[0.229, 0.224, 0.225])]
my_transforms = transforms.Compose(input_transforms)
image = Image.open(infile)                            # Open the image file
timg = my_transforms(image)                           # Transform PIL image to appropriately-shaped PyTorch tensor
timg.unsqueeze_(0)                                    # PyTorch models expect batched input; create a batch of 1
return timg

# Get a prediction
def get_prediction(input_tensor):
outputs = model.forward(input_tensor)                 # Get likelihoods for all ImageNet classes
_, y_hat = outputs.max(1)                             # Extract the most likely class
prediction = y_hat.item()                             # Extract the int value from the PyTorch tensor
return prediction

def render_prediction(prediction_idx):
stridx = str(prediction_idx)
class_name = 'Unknown'
if img_class_map is not None:
if stridx in img_class_map is not None:
class_name = img_class_map[stridx][1]

return prediction_idx, class_name

@app.route('/', methods=['GET'])
def root():
return jsonify({'msg' : 'Try POSTing to the /predict endpoint with an RGB image attachment'})

@app.route('/predict', methods=['POST'])
def predict():
if request.method == 'POST':
file = request.files['file']
if file is not None:
input_tensor = transform_image(file)
prediction_idx = get_prediction(input_tensor)
class_id, class_name = render_prediction(prediction_idx)
return jsonify({'class_id': class_id, 'class_name': class_name})

if __name__ == '__main__':
app.run()


To start the server from your shell prompt, issue the following command:

FLASK_APP=app.py flask run


By default, your Flask server is listening on port 5000. Once the server is running, open another terminal window, and test your new inference server:

curl -X POST -H "Content-Type: multipart/form-data" http://localhost:5000/predict -F "file=@kitten.jpg"
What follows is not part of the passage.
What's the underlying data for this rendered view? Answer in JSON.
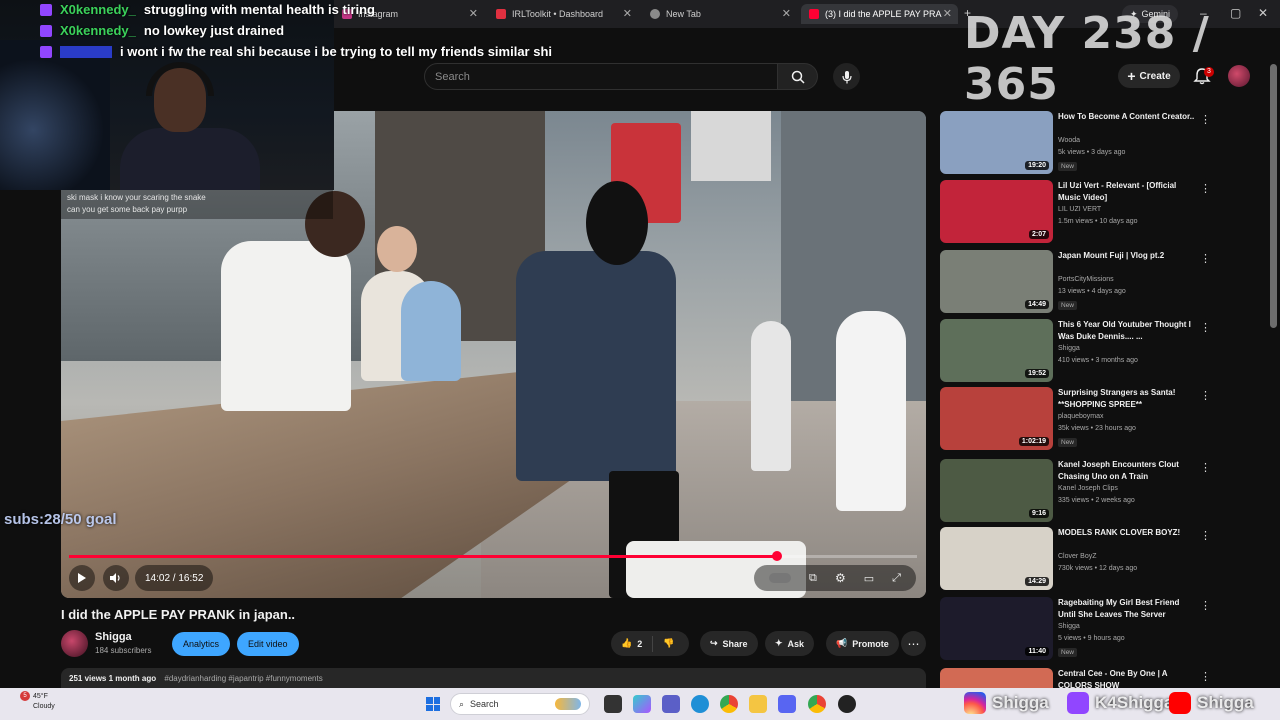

If everything is set up correctly, you should recevie a response similar to the following:

{"class_id":285,"class_name":"Egyptian_cat"}